AIM OF THE EXERCISE:
Restate, word for word, every line of the data.
+++ SUPPLIED ENTRIES
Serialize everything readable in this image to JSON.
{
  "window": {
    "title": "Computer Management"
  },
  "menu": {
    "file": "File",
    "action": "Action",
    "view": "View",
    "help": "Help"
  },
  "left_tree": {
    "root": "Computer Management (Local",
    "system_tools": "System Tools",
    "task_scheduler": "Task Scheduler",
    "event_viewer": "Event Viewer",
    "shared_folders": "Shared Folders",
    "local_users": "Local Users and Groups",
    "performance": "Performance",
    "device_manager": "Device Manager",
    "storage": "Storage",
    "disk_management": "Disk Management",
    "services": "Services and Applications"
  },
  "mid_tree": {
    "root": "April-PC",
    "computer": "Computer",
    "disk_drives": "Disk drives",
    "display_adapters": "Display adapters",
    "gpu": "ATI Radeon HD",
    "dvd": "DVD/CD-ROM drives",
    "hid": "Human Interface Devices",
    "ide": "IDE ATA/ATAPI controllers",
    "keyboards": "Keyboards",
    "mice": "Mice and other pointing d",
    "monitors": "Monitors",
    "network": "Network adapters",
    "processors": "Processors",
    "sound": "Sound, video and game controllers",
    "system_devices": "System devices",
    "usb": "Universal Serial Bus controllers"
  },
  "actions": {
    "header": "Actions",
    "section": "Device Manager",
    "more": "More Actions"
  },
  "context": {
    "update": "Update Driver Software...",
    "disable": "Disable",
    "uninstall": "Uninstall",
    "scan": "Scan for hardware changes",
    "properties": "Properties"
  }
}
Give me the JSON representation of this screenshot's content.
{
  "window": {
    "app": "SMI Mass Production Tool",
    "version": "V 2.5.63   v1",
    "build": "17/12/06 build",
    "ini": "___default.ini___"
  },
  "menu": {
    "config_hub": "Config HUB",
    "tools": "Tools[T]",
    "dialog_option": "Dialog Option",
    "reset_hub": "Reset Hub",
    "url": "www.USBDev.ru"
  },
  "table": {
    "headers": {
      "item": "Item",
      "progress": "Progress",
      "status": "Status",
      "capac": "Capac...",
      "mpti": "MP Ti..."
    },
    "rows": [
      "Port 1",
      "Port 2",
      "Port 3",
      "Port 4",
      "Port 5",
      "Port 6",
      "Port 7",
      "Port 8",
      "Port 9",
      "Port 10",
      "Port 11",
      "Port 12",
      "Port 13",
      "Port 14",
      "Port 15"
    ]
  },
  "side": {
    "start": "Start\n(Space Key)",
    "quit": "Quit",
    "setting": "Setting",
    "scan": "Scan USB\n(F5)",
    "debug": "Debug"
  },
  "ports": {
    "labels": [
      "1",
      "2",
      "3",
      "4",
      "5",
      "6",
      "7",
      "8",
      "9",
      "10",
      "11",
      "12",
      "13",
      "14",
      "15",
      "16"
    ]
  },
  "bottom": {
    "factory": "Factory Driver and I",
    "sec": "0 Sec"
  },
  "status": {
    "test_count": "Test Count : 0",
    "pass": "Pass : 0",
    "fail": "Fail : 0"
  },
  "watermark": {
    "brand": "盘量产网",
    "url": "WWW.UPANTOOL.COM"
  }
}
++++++
THE COMPLETED TASK:
Serialize everything readable in this image to JSON.
{
  "window": {
    "title": "Computer Management"
  },
  "menu": {
    "file": "File",
    "action": "Action",
    "view": "View",
    "help": "Help"
  },
  "left_tree": {
    "root": "Computer Management (Local",
    "system_tools": "System Tools",
    "task_scheduler": "Task Scheduler",
    "event_viewer": "Event Viewer",
    "shared_folders": "Shared Folders",
    "local_users": "Local Users and Groups",
    "performance": "Performance",
    "device_manager": "Device Manager",
    "storage": "Storage",
    "disk_management": "Disk Management",
    "services": "Services and Applications"
  },
  "mid_tree": {
    "root": "April-PC",
    "computer": "Computer",
    "disk_drives": "Disk drives",
    "display_adapters": "Display adapters",
    "gpu": "ATI Radeon HD",
    "dvd": "DVD/CD-ROM drives",
    "hid": "Human Interface Devices",
    "ide": "IDE ATA/ATAPI controllers",
    "keyboards": "Keyboards",
    "mice": "Mice and other pointing d",
    "monitors": "Monitors",
    "network": "Network adapters",
    "processors": "Processors",
    "sound": "Sound, video and game controllers",
    "system_devices": "System devices",
    "usb": "Universal Serial Bus controllers"
  },
  "actions": {
    "header": "Actions",
    "section": "Device Manager",
    "more": "More Actions"
  },
  "context": {
    "update": "Update Driver Software...",
    "disable": "Disable",
    "uninstall": "Uninstall",
    "scan": "Scan for hardware changes",
    "properties": "Properties"
  }
}
Give me the JSON representation of this screenshot's content.
{
  "window": {
    "app": "SMI Mass Production Tool",
    "version": "V 2.5.63   v1",
    "build": "17/12/06 build",
    "ini": "___default.ini___"
  },
  "menu": {
    "config_hub": "Config HUB",
    "tools": "Tools[T]",
    "dialog_option": "Dialog Option",
    "reset_hub": "Reset Hub",
    "url": "www.USBDev.ru"
  },
  "table": {
    "headers": {
      "item": "Item",
      "progress": "Progress",
      "status": "Status",
      "capac": "Capac...",
      "mpti": "MP Ti..."
    },
    "rows": [
      "Port 1",
      "Port 2",
      "Port 3",
      "Port 4",
      "Port 5",
      "Port 6",
      "Port 7",
      "Port 8",
      "Port 9",
      "Port 10",
      "Port 11",
      "Port 12",
      "Port 13",
      "Port 14",
      "Port 15"
    ]
  },
  "side": {
    "start": "Start\n(Space Key)",
    "quit": "Quit",
    "setting": "Setting",
    "scan": "Scan USB\n(F5)",
    "debug": "Debug"
  },
  "ports": {
    "labels": [
      "1",
      "2",
      "3",
      "4",
      "5",
      "6",
      "7",
      "8",
      "9",
      "10",
      "11",
      "12",
      "13",
      "14",
      "15",
      "16"
    ]
  },
  "bottom": {
    "factory": "Factory Driver and I",
    "sec": "0 Sec"
  },
  "status": {
    "test_count": "Test Count : 0",
    "pass": "Pass : 0",
    "fail": "Fail : 0"
  },
  "watermark": {
    "brand": "盘量产网",
    "url": "WWW.UPANTOOL.COM"
  }
}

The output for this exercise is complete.